GUESTS at the Eclipse Hotel in Domaslaw, Poland, may be surprised to learn that its cutting-edge interior design is based on work by an Aboriginal artist.
They may be even more surprised to discover that Bibi Barba, the artist whose Desert Flowers series of paintings are copied in the hotel’s carpets, cafe tables and wall panels, did not give permission for her artwork to be used in this way.
She has not been paid by the interior designer Ewa Smuga or the hotel, which opened in June last year.
Smuga said she had ”redesigned” Barba’s paintings for her designs for the hotel. But Barba said she ”was just absolutely gutted” when she found pictures of the hotel on the internet featuring interiors that reproduced her Desert Flowers paintings.

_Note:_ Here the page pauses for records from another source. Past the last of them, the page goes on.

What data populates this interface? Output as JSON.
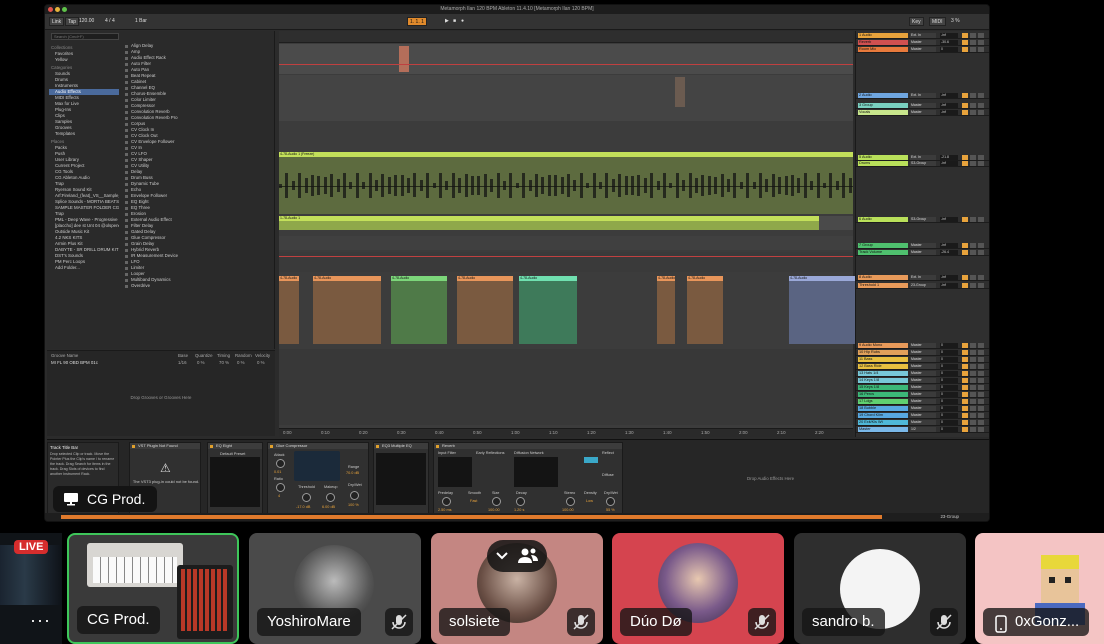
{
  "app": {
    "window_title": "Metamorph Ilan 120 BPM Ableton 11.4.10  [Metamorph Ilan 120 BPM]"
  },
  "control_bar": {
    "link": "Link",
    "tap": "Tap",
    "tempo": "120.00",
    "time_sig": "4 / 4",
    "quantize": "1 Bar",
    "position": "1. 1. 1",
    "key": "Key",
    "midi": "MIDI",
    "cpu": "3 %"
  },
  "browser": {
    "search_placeholder": "Search (Cmd+F)",
    "collections_header": "Collections",
    "collections": [
      "Favorites",
      "Yellow"
    ],
    "categories_header": "Categories",
    "categories": [
      "Sounds",
      "Drums",
      "Instruments",
      "Audio Effects",
      "MIDI Effects",
      "Max for Live",
      "Plug-Ins",
      "Clips",
      "Samples",
      "Grooves",
      "Templates"
    ],
    "places_header": "Places",
    "places": [
      "Packs",
      "Push",
      "User Library",
      "Current Project",
      "CG Tools",
      "CG Ableton Audio",
      "Trap",
      "Ryerson Sound Kit",
      "Arf:Fireland_(feat)_VS__Sample_Pl...",
      "Splice Sounds - MORTIA BEATS QUANT...",
      "SAMPLE MASTER FOLDER CG",
      "Trap",
      "PML - Deep Wave - Progressive Hou...",
      "[placcho] dee st Unt 04 @olspencer...",
      "Outside Music Kit",
      "4.2 NKS KITS",
      "Armin Plus Kit",
      "DABYTE - SR DRILL DRUM KIT",
      "DST's Sounds",
      "PM Perc Loops",
      "Add Folder..."
    ],
    "items": [
      "Align Delay",
      "Amp",
      "Audio Effect Rack",
      "Auto Filter",
      "Auto Pan",
      "Beat Repeat",
      "Cabinet",
      "Channel EQ",
      "Chorus-Ensemble",
      "Color Limiter",
      "Compressor",
      "Convolution Reverb",
      "Convolution Reverb Pro",
      "Corpus",
      "CV Clock In",
      "CV Clock Out",
      "CV Envelope Follower",
      "CV In",
      "CV LFO",
      "CV Shaper",
      "CV Utility",
      "Delay",
      "Drum Buss",
      "Dynamic Tube",
      "Echo",
      "Envelope Follower",
      "EQ Eight",
      "EQ Three",
      "Erosion",
      "External Audio Effect",
      "Filter Delay",
      "Gated Delay",
      "Glue Compressor",
      "Grain Delay",
      "Hybrid Reverb",
      "IR Measurement Device",
      "LFO",
      "Limiter",
      "Looper",
      "Multiband Dynamics",
      "Overdrive"
    ]
  },
  "groove_pool": {
    "headers": [
      "Groove Name",
      "Base",
      "Quantize",
      "Timing",
      "Random",
      "Velocity"
    ],
    "row": [
      "MI FL 90 OBD BPM 01c",
      "1/16",
      "0 %",
      "70 %",
      "0 %",
      "0 %"
    ],
    "drop_hint": "Drop Grooves or Grooves Here"
  },
  "arrangement": {
    "clip_label_a": "4-78-Audio 1 (Freeze)",
    "clip_label_b": "1-78-Audio 1",
    "clip_label_c": "4-78-Audio",
    "ruler_ticks": [
      "0:00",
      "0:10",
      "0:20",
      "0:30",
      "0:40",
      "0:50",
      "1:00",
      "1:10",
      "1:20",
      "1:30",
      "1:40",
      "1:50",
      "2:00",
      "2:10",
      "2:20"
    ]
  },
  "mixer": {
    "tracks": [
      {
        "name": "1 Audio",
        "color": "#e8a33c",
        "io": "Ext. In",
        "val": "-inf"
      },
      {
        "name": "Reverb",
        "color": "#d05050",
        "io": "Master",
        "val": "-30.6"
      },
      {
        "name": "Room Mic",
        "color": "#e87a3c",
        "io": "Master",
        "val": "0"
      },
      {
        "name": "2 Audio",
        "color": "#6fa6e0",
        "io": "Ext. In",
        "val": "-inf"
      },
      {
        "name": "3 Group",
        "color": "#7ad0c0",
        "io": "Master",
        "val": "-inf"
      },
      {
        "name": "Vocals",
        "color": "#c8e68c",
        "io": "Master",
        "val": "-inf"
      },
      {
        "name": "5 Audio",
        "color": "#b9e05a",
        "io": "Ext. In",
        "val": "-21.8"
      },
      {
        "name": "Drums",
        "color": "#b9e05a",
        "io": "S3-Group",
        "val": "-inf"
      },
      {
        "name": "6 Audio",
        "color": "#b9e05a",
        "io": "S3-Group",
        "val": "-inf"
      },
      {
        "name": "7 Group",
        "color": "#4fc06e",
        "io": "Master",
        "val": "-inf"
      },
      {
        "name": "Track Volume",
        "color": "#4fc06e",
        "io": "Master",
        "val": "-26.4"
      },
      {
        "name": "8 Audio",
        "color": "#e89a5a",
        "io": "Ext. In",
        "val": "-inf"
      },
      {
        "name": "Threshold 1",
        "color": "#e89a5a",
        "io": "23-Group",
        "val": "-inf"
      },
      {
        "name": "9 Audio Mono",
        "color": "#e89a5a",
        "io": "Master",
        "val": "0"
      },
      {
        "name": "10 Hip Rubs",
        "color": "#e0a05a",
        "io": "Master",
        "val": "0"
      },
      {
        "name": "11 Bass",
        "color": "#e8c040",
        "io": "Master",
        "val": "0"
      },
      {
        "name": "12 Bass Ride",
        "color": "#e8c040",
        "io": "Master",
        "val": "0"
      },
      {
        "name": "13 Hats 1/4",
        "color": "#78c8d8",
        "io": "Master",
        "val": "0"
      },
      {
        "name": "14 Keys 1/8",
        "color": "#78c8d8",
        "io": "Master",
        "val": "0"
      },
      {
        "name": "15 Keys 1/8",
        "color": "#3cb878",
        "io": "Master",
        "val": "0"
      },
      {
        "name": "16 Percs",
        "color": "#3cb878",
        "io": "Master",
        "val": "0"
      },
      {
        "name": "17 Ldgs",
        "color": "#60d070",
        "io": "Master",
        "val": "0"
      },
      {
        "name": "18 Bubble",
        "color": "#58a8e0",
        "io": "Master",
        "val": "0"
      },
      {
        "name": "19 Chord Klim",
        "color": "#58a8e0",
        "io": "Master",
        "val": "0"
      },
      {
        "name": "20 Exit/Kls Wt",
        "color": "#4fb8d8",
        "io": "Master",
        "val": "0"
      },
      {
        "name": "Master",
        "color": "#7ab8e8",
        "io": "1/2",
        "val": "0"
      }
    ]
  },
  "devices": {
    "info_title": "Track Title Bar",
    "info_text": "Drop selected Clip or track. Move the Pointer Plus the Clip's name / to rename the track. Drag Search for items in the track. Drag Slots of devices to find another Instrument Rack.",
    "plugin_missing_title": "VST Plugin Not Found",
    "plugin_missing_text": "The VST3 plug-in could not be found.",
    "eq_title": "EQ Eight",
    "eq_preset": "Default Preset",
    "comp_title": "Glue Compressor",
    "comp_labels": [
      "Attack",
      "Ratio",
      "Threshold",
      "Makeup",
      "Range",
      "Dry/Wet"
    ],
    "comp_values": [
      "0.01",
      "4",
      "-17.0 dB",
      "6.00 dB",
      "70.0 dB",
      "100 %"
    ],
    "eq3_title": "EQ3 Multiple EQ",
    "reverb_title": "Reverb",
    "reverb_sections": [
      "Input Filter",
      "Early Reflections",
      "Diffusion Network",
      "Reflect",
      "Diffuse"
    ],
    "reverb_labels": [
      "Predelay",
      "Smooth",
      "Size",
      "Decay",
      "Stereo",
      "Density",
      "Dry/Wet"
    ],
    "reverb_values": [
      "2.50 ms",
      "Fast",
      "100.00",
      "1.20 s",
      "100.00",
      "Low",
      "55 %"
    ],
    "drop_hint": "Drop Audio Effects Here"
  },
  "status": {
    "group": "23-Group"
  },
  "presenter": {
    "label": "CG Prod."
  },
  "call": {
    "live_badge": "LIVE",
    "more_label": "···",
    "participants": [
      {
        "name": "CG Prod.",
        "muted": false
      },
      {
        "name": "YoshiroMare",
        "muted": true
      },
      {
        "name": "solsiete",
        "muted": true
      },
      {
        "name": "Dúo Dø",
        "muted": true
      },
      {
        "name": "sandro b.",
        "muted": true
      },
      {
        "name": "0xGonz...",
        "muted": false
      }
    ]
  },
  "colors": {
    "accent": "#e07a2c",
    "speaking_border": "#3ec65a",
    "tile_pink": "#c48682",
    "tile_red": "#d5444f"
  }
}
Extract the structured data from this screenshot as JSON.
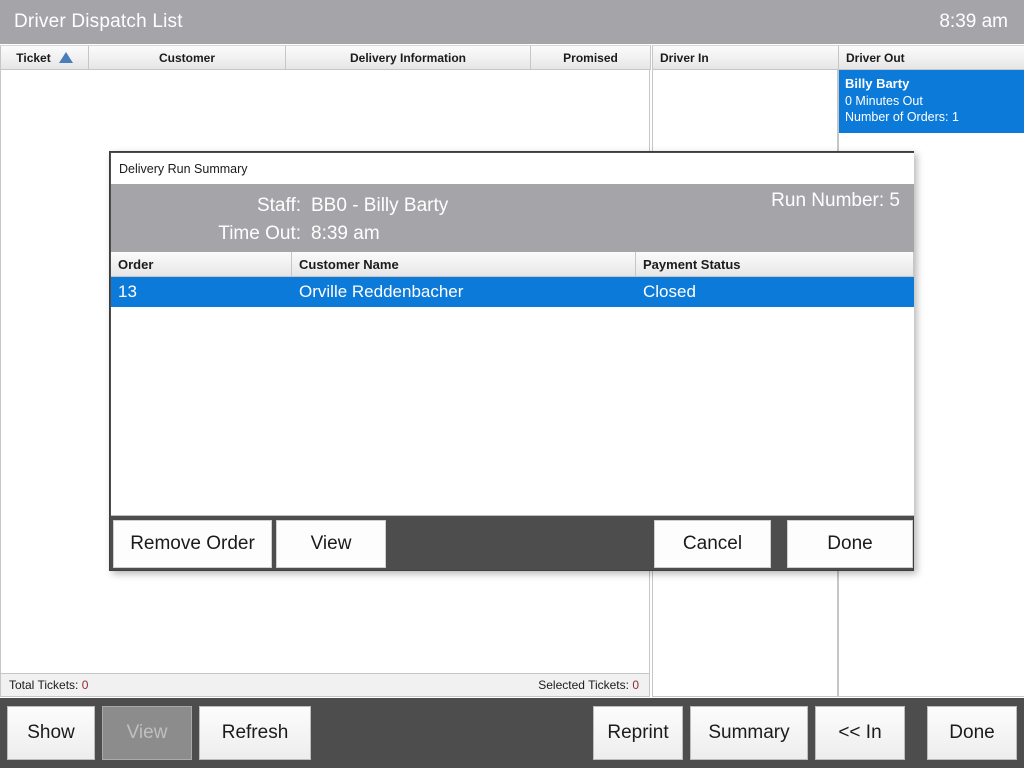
{
  "window": {
    "title": "Driver Dispatch List",
    "clock": "8:39 am"
  },
  "grid": {
    "columns": [
      {
        "label": "Ticket",
        "sort_icon": "sort-ascending-triangle-icon"
      },
      {
        "label": "Customer"
      },
      {
        "label": "Delivery Information"
      },
      {
        "label": "Promised"
      },
      {
        "label": "Driver In"
      },
      {
        "label": "Driver Out"
      }
    ],
    "rows": []
  },
  "driver_out": {
    "cards": [
      {
        "name": "Billy Barty",
        "minutes_out": "0 Minutes Out",
        "orders": "Number of Orders: 1"
      }
    ]
  },
  "statusbar": {
    "total_label": "Total Tickets:",
    "total_value": "0",
    "selected_label": "Selected Tickets:",
    "selected_value": "0"
  },
  "footer": {
    "buttons": [
      {
        "label": "Show",
        "disabled": false
      },
      {
        "label": "View",
        "disabled": true
      },
      {
        "label": "Refresh",
        "disabled": false
      },
      {
        "label": "Reprint",
        "disabled": false
      },
      {
        "label": "Summary",
        "disabled": false
      },
      {
        "label": "<<  In",
        "disabled": false
      },
      {
        "label": "Done",
        "disabled": false
      }
    ]
  },
  "dialog": {
    "title": "Delivery Run Summary",
    "staff_label": "Staff:",
    "staff_value": "BB0 - Billy Barty",
    "timeout_label": "Time Out:",
    "timeout_value": "8:39 am",
    "run_number": "Run Number: 5",
    "columns": [
      "Order",
      "Customer Name",
      "Payment Status"
    ],
    "rows": [
      {
        "order": "13",
        "customer": "Orville Reddenbacher",
        "payment": "Closed",
        "selected": true
      }
    ],
    "buttons": {
      "remove_order": "Remove Order",
      "view": "View",
      "cancel": "Cancel",
      "done": "Done"
    }
  },
  "colors": {
    "accent_blue": "#0b7ad9",
    "title_gray": "#a5a4a8",
    "toolbar_dark": "#4d4d4d",
    "sort_arrow": "#4a7ebb"
  }
}
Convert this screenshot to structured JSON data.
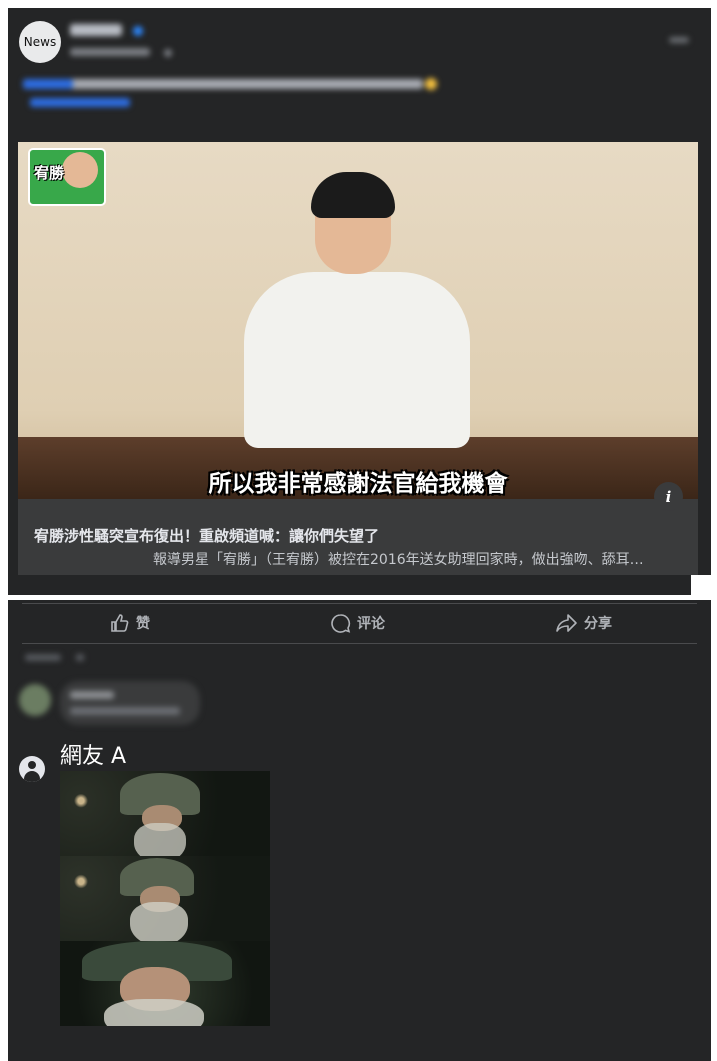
{
  "post": {
    "avatar_label": "News"
  },
  "link_card": {
    "video_subtitle": "所以我非常感謝法官給我機會",
    "sticker_text": "宥勝",
    "info_icon_glyph": "i",
    "title": "宥勝涉性騷突宣布復出！重啟頻道喊：讓你們失望了",
    "description": "報導男星「宥勝」（王宥勝）被控在2016年送女助理回家時，做出強吻、舔耳…"
  },
  "actions": {
    "like": {
      "label": "赞",
      "icon": "thumbs-up-icon"
    },
    "comment": {
      "label": "评论",
      "icon": "speech-bubble-icon"
    },
    "share": {
      "label": "分享",
      "icon": "share-arrow-icon"
    }
  },
  "reply": {
    "author": "網友 A",
    "avatar_icon": "user-circle-icon",
    "attachment": "gandalf-reaction-meme"
  },
  "colors": {
    "background": "#242526",
    "card": "#3a3b3c",
    "text": "#e4e6eb",
    "secondary_text": "#b0b3b8"
  }
}
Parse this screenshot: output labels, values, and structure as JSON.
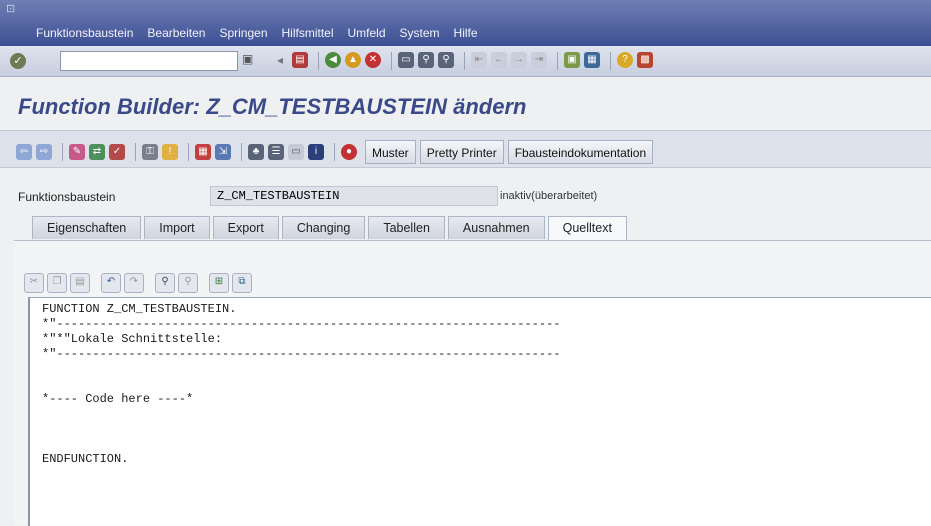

Barba said she had informed the hotel and Smuga that she believed her copyright had been infringed and suggested a resolution involving an exhibition of her work at the hotel. The hotel did not respond.
Barba has sought legal advice and written to the World Intellectual Property Organisation about the alleged copyright infringement. She said she wanted financial compensation from the interior designer and hotel, and to also show that artists can fight for their rights.
But in an email to the Copyright Agency, which collects royalties on behalf of artists, Smuga denied plagiarising Barba’s work.
”My inspiration does not have regard to material benefits and I only wish [to] spread Australian culture among Europeans,” she said. ”I haven’t copied her work. I redesigned it so that it was an emotional reference to Australian art.”
Smuga said she had acknowledged Barba as the ”inspiration” for her designs and planned to promote her work in Poland. She also claimed Barba’s artwork was ”generally known” and available on the internet.
Desert Flowers is a series of six acrylics painted on silk created in 2009. The paintings were all sold to private collectors for $3000 to $5000.
Barba’s website has, in the past, referred to the Eclipse Hotel, but she said she had never given permission for her artwork to be used in its interiors. ”I guess the viewpoint she had was I’m in the desert in Australia,” Barba said. ”I’m not going to find out. I have no access to a computer.”
The chief executive of the Indigenous Art Code, John Oster, said the facts produced by Barba indicated there had been a breach of copyright. The executive director of the Arts Law Centre, Robyn Ayres, said the vital and important parts of the artworks had been reproduced by Smuga. ”In my opinion this constitutes an unlawful reproduction of the work under Australia copyright laws,” she said. ”If a court was to compare Bibi Barba’s paintings with the carpets in the Polish hotel, the striking similarity would be apparent.”
Ms Ayres said copyright laws applied to works available on the internet. Smuga’s acknowledgement of Barba was not a defence to using her artworks without permission.
In an email to Fairfax Media, Smuga said she had not breached any of Barba’s rights and denied the artist’s allegations. The Eclipse Hotel has not responded to questions sent by Fairfax Media.